Fungicides Protect Sunflowers From Rust

Sunflower Rust

Sunflower Rust

North Dakota, South Dakota, and Minnesota account for two-thirds of U.S. acreage of commercial sunflowers. 1.8 million acres of sunflowers produce an annual crop of nearly 2.8 billion pounds valued at $700 million. This valuable crop was recently threatened by a plant pathogen.

“Since 2008, sunflower rust has been a huge issue across the Northern Plains, increasing every year in severity and incidence.

The good news is that research trials conducted at North Dakota State University locations over the past two years demonstrate fungicides do work and in most cases, only one application of fungicide applied at the right time gives effective control .

“About three years ago, rust became an increasingly big issue,” said Sam Markell, NDSU plant pathologist, at the National Sunflower Association’s annual summer seminar in Bismarck. “When it comes really early, it causes a lot of yield loss.”

And that is precisely what began happening.

Previous to 2007, rust was typically found in late July and early August when it is less likely to cause an epidemic. But an NDSU Extension agent found rust in the aecia stage (which indicated the rust pathogen had completed its sexual cycle) three years ago in mid-June, which was very rare, Markell said.

“This may have been a result of favorable environment or it could be that a resistant sunflower was no longer resistant,” he said.

For example, when the NDSU scientist found rust in the aecia stage, he had the field aerially sprayed twice with fungicide except for one untreated test strip. In the treated field, the yield was 1,400 pounds, but in the untreated strip, the yield was 200 pounds, Markell said.”

Author: Roesler, S.
Affiliation: Farm & Ranch Guide.
Title: Type of fungicide on sunflowers not as vital as timing.
Source: Farm and Ranch Guide. July 16, 2010.

Fungicides Cover for Failure of Crop Breeding for Rust Control in Dry Beans

Bean Rust

Bean Rust

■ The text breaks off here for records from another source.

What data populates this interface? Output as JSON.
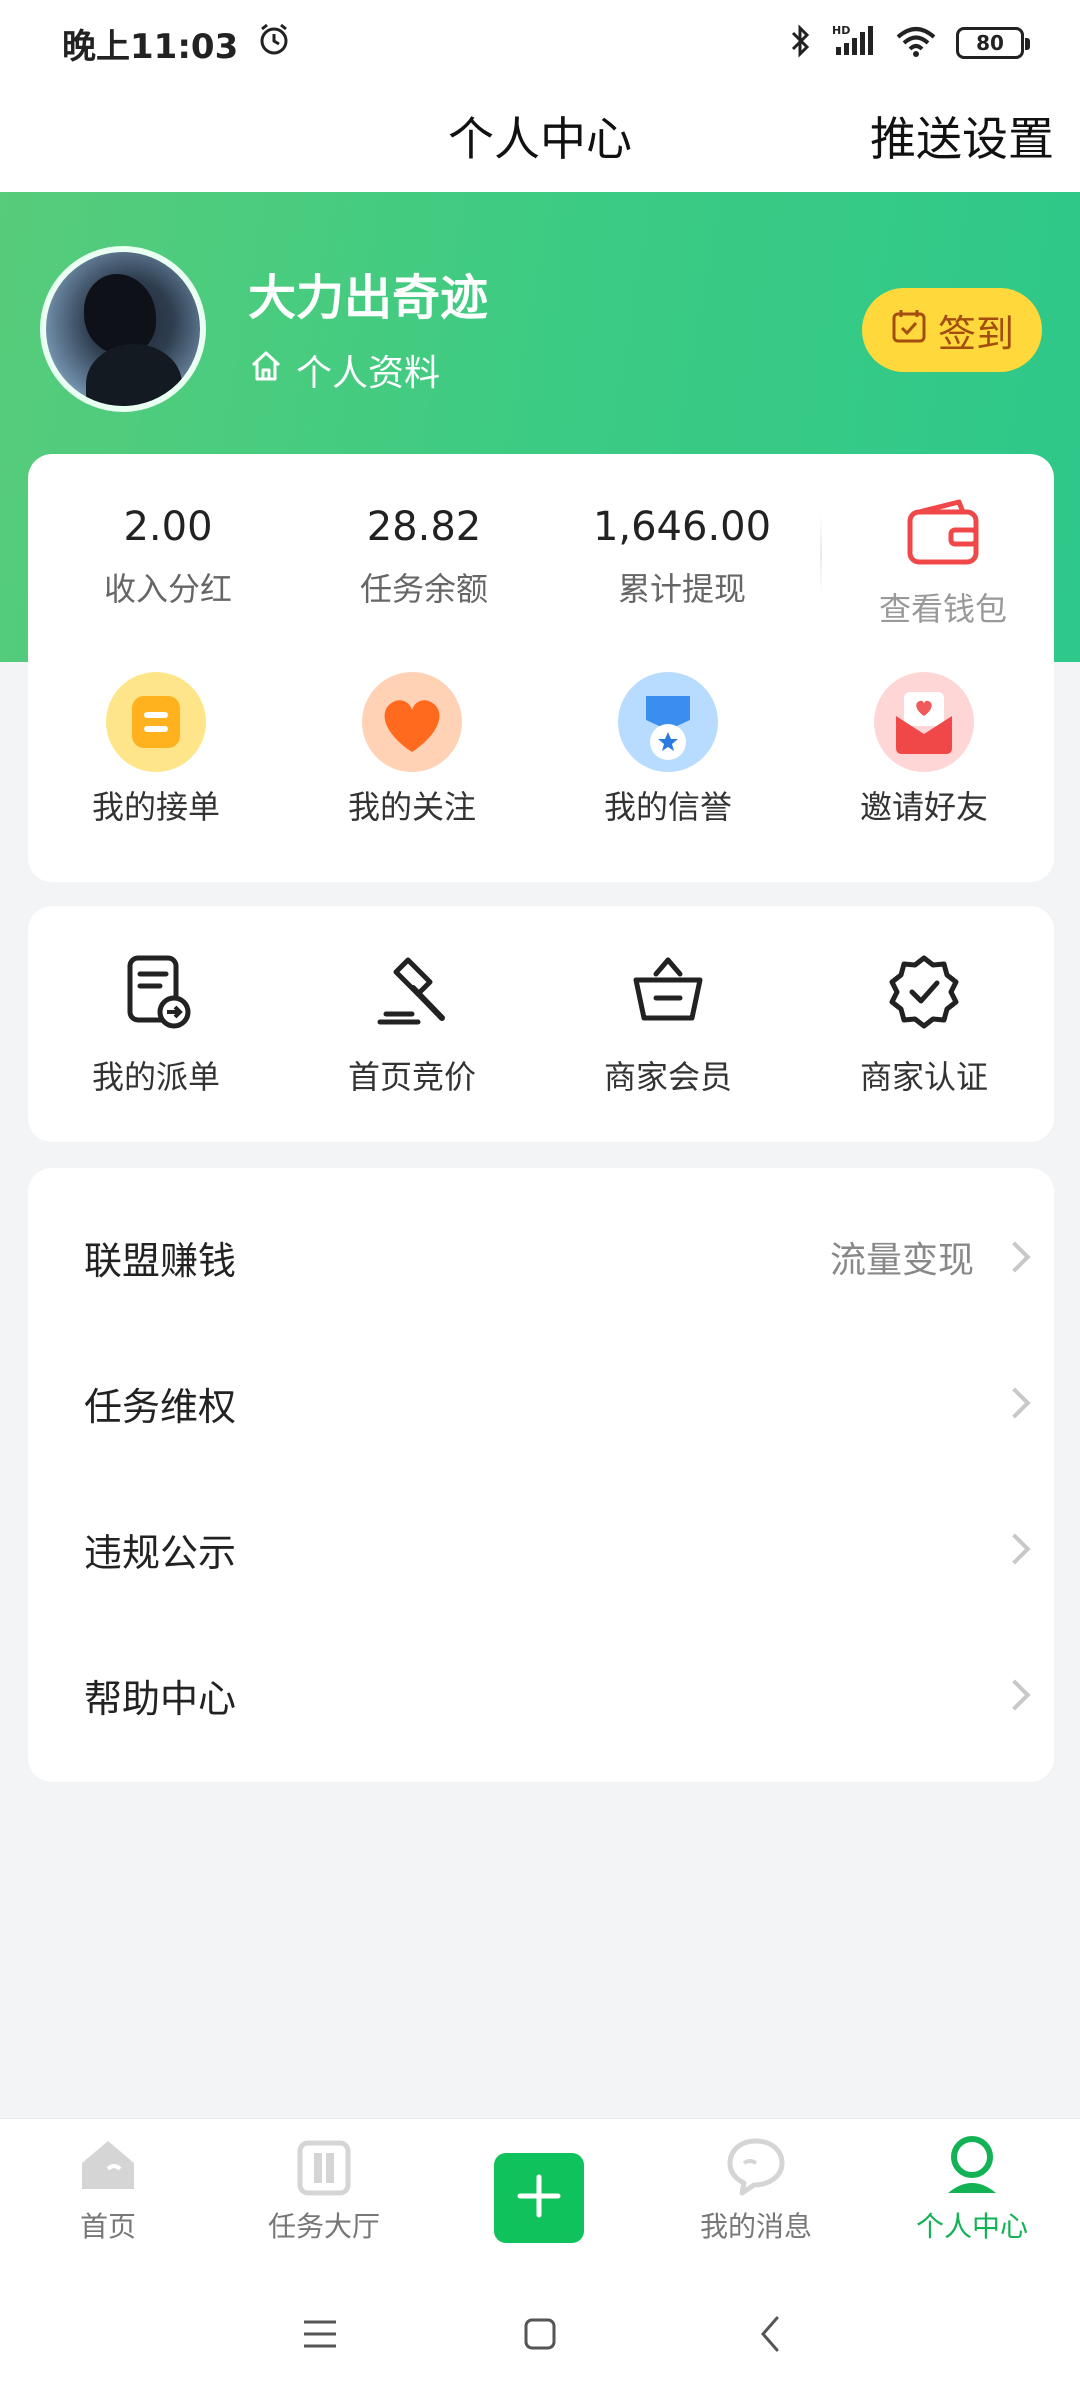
{
  "status_bar": {
    "time": "晚上11:03",
    "battery": "80",
    "hd": "HD"
  },
  "header": {
    "title": "个人中心",
    "push_settings": "推送设置"
  },
  "profile": {
    "username": "大力出奇迹",
    "profile_link": "个人资料",
    "checkin_label": "签到"
  },
  "stats": [
    {
      "value": "2.00",
      "label": "收入分红"
    },
    {
      "value": "28.82",
      "label": "任务余额"
    },
    {
      "value": "1,646.00",
      "label": "累计提现"
    }
  ],
  "wallet": {
    "label": "查看钱包"
  },
  "quick_actions": [
    {
      "label": "我的接单",
      "icon": "order-icon"
    },
    {
      "label": "我的关注",
      "icon": "heart-icon"
    },
    {
      "label": "我的信誉",
      "icon": "medal-icon"
    },
    {
      "label": "邀请好友",
      "icon": "invite-envelope-icon"
    }
  ],
  "merchant_tools": [
    {
      "label": "我的派单",
      "icon": "dispatch-doc-icon"
    },
    {
      "label": "首页竞价",
      "icon": "gavel-icon"
    },
    {
      "label": "商家会员",
      "icon": "crown-basket-icon"
    },
    {
      "label": "商家认证",
      "icon": "verified-badge-icon"
    }
  ],
  "menu": [
    {
      "label": "联盟赚钱",
      "sub": "流量变现"
    },
    {
      "label": "任务维权",
      "sub": ""
    },
    {
      "label": "违规公示",
      "sub": ""
    },
    {
      "label": "帮助中心",
      "sub": ""
    }
  ],
  "bottom_nav": [
    {
      "label": "首页",
      "icon": "home-icon"
    },
    {
      "label": "任务大厅",
      "icon": "task-hall-icon"
    },
    {
      "label": "",
      "icon": "plus-icon"
    },
    {
      "label": "我的消息",
      "icon": "message-icon"
    },
    {
      "label": "个人中心",
      "icon": "user-icon",
      "active": true
    }
  ],
  "colors": {
    "brand_green": "#2ec88a",
    "checkin_yellow": "#ffd93b",
    "active_nav": "#12b255",
    "wallet_red": "#f04848"
  }
}
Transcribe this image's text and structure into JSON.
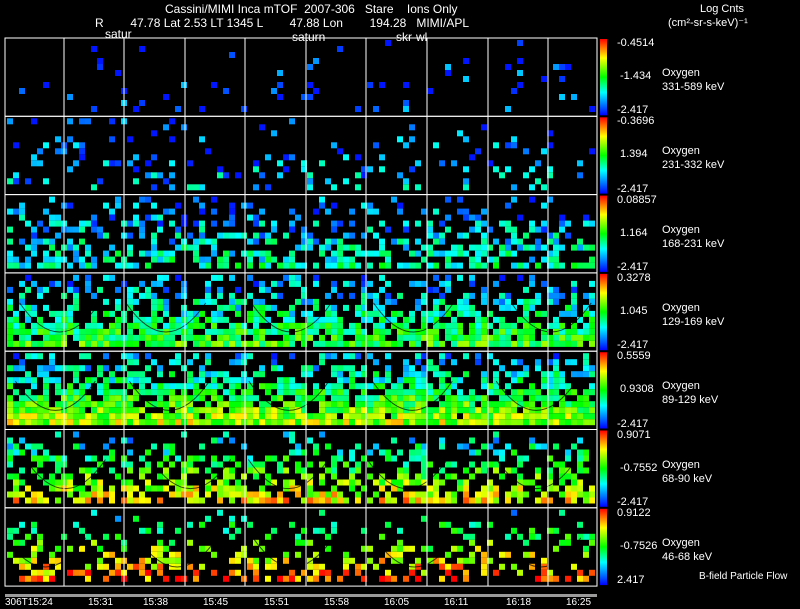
{
  "header": {
    "title": "Cassini/MIMI Inca mTOF  2007-306   Stare    Ions Only",
    "ephemeris": "R        47.78 Lat 2.53 LT 1345 L        47.88 Lon        194.28   MIMI/APL",
    "overlays": [
      "satur",
      "saturn",
      "skr-wl"
    ]
  },
  "colorbar_title": {
    "line1": "Log Cnts",
    "line2": "(cm²-sr-s-keV)⁻¹"
  },
  "footer_label": "B-field Particle Flow",
  "time_ticks": [
    "306T15:24",
    "15:31",
    "15:38",
    "15:45",
    "15:51",
    "15:58",
    "16:05",
    "16:11",
    "16:18",
    "16:25"
  ],
  "colors": {
    "background": "#000000",
    "grid": "#ffffff",
    "bottom_bar": "#9a9a9a"
  },
  "chart_data": {
    "type": "heatmap",
    "title": "Cassini/MIMI Inca mTOF  2007-306   Stare    Ions Only",
    "x_axis": {
      "ticks": [
        "306T15:24",
        "15:31",
        "15:38",
        "15:45",
        "15:51",
        "15:58",
        "16:05",
        "16:11",
        "16:18",
        "16:25"
      ]
    },
    "colorscale": "rainbow (blue → cyan → green → yellow → red)",
    "colorbar_label": "Log Cnts (cm²-sr-s-keV)⁻¹",
    "panels": [
      {
        "species": "Oxygen",
        "energy": "331-589 keV",
        "cb_max": "-0.4514",
        "cb_mid": "-1.434",
        "cb_min": "-2.417",
        "density": 0.05,
        "heat": 0.05
      },
      {
        "species": "Oxygen",
        "energy": "231-332 keV",
        "cb_max": "-0.3696",
        "cb_mid": "1.394",
        "cb_min": "-2.417",
        "density": 0.13,
        "heat": 0.18
      },
      {
        "species": "Oxygen",
        "energy": "168-231 keV",
        "cb_max": "0.08857",
        "cb_mid": "1.164",
        "cb_min": "-2.417",
        "density": 0.42,
        "heat": 0.3
      },
      {
        "species": "Oxygen",
        "energy": "129-169 keV",
        "cb_max": "0.3278",
        "cb_mid": "1.045",
        "cb_min": "-2.417",
        "density": 0.65,
        "heat": 0.45
      },
      {
        "species": "Oxygen",
        "energy": "89-129 keV",
        "cb_max": "0.5559",
        "cb_mid": "0.9308",
        "cb_min": "-2.417",
        "density": 0.75,
        "heat": 0.58
      },
      {
        "species": "Oxygen",
        "energy": "68-90 keV",
        "cb_max": "0.9071",
        "cb_mid": "-0.7552",
        "cb_min": "-2.417",
        "density": 0.5,
        "heat": 0.68
      },
      {
        "species": "Oxygen",
        "energy": "46-68 keV",
        "cb_max": "0.9122",
        "cb_mid": "-0.7526",
        "cb_min": "2.417",
        "density": 0.3,
        "heat": 0.8
      }
    ]
  }
}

Bean rust usually is observed first as discrete pustules which are filled with cinnamon-brown spores, which leave a dusty brown streak when rubbed. The last bean rust epidemic in North Dakota in the 1990s caused in excess of $10 million in crop losses. Following the introduction of rust-resistant dry bean varieties produced through crop breeding, rust was not a problem until 2008 when a new race appeared which could overcome the resistance. Since the new race was first detected, rust has re-appeared every year. However, the disease has caused little damage due to frequent fungicide applications for white mold (most of the fungicides applied for white mold have some efficacy against rust).

“Between 1996 and 2008, bean varieties with resistance to rust made the threat of a bean rust epidemic in North Dakota very low. However, in 2008 a new race of the pathogen was identified in North Dakota. The new race has the ability to cause disease on the only commonly used effective resistance gene in common varieties. In 2010, the new race spread throughout North Dakota and into northwestern Minnesota. With the spread of the new race, the region is at risk again for the multimillion dollar yield losses caused by bean rust decades ago.

A fungicide application can be a very effective tool for rust management… In rust trials conducted between 2009 and 2011, all fungicides tested reduced rust severity… Because of this, a secondary benefit to a fungicide for white mold (which occurs at early bloom, R1-R2) is that the application may offer some measure of rust protection.

A fungicide application is most effective soon after the disease is found, making scouting for the disease critical.”

Authors: Markell, S., Olson, L., and Acevedo, M.
Affiliations: NDSU Department of Plant Pathology
Title: Dry edible bean rust
Source: Plant Disease Management. NDSU Extension Service. January 2012. Available at:

Fungal Growth on Sugarbeet Leaves Would Lower U.S. Sugar Production

Fungicide Treatment (Left: Treated - Right: Untreated)

Fungicide Treatment (Left: Treated – Right: Untreated)

The Red River Valley in North Dakota and Minnesota is a major sugarbeet production area. About ½ of U.S. sugar comes from sugarbeets. A disease on the leaves damages the plant’s ability to produce extractable sucrose in the roots. Fungicides kill the fungus before the damage is done to the plants.

“Cercospora leaf spot is the most economically damaging foliar disease of sugarbeet in Minnesota and North Dakota. The disease reduces root yield and sucrose concentration, and increases impurity concentrations resulting in reduced extractable sucrose and higher processing losses.”

“It is difficult to combine high levels of Cercospora leaf spot resistance with high recoverable sucrose in sugarbeet. Consequently, commercial varieties generally have only moderate levels of resistance and require fungicide applications to obtain acceptable levels of protection against Cercospora leaf spot under moderate and high disease severity.”

Authors: M.F.R. Khan1 and A.L. Carlson2
1North Dakota State University & University of Minnesota; 2Plant Pathology Department, North Dakota State University
Title: Efficacy of fungicides for controlling Cercospora leaf spot on sugarbeet.
Publication: Sugarbeet Research & Education Board of Minnesota and North Dakota. 2011 Research report available at: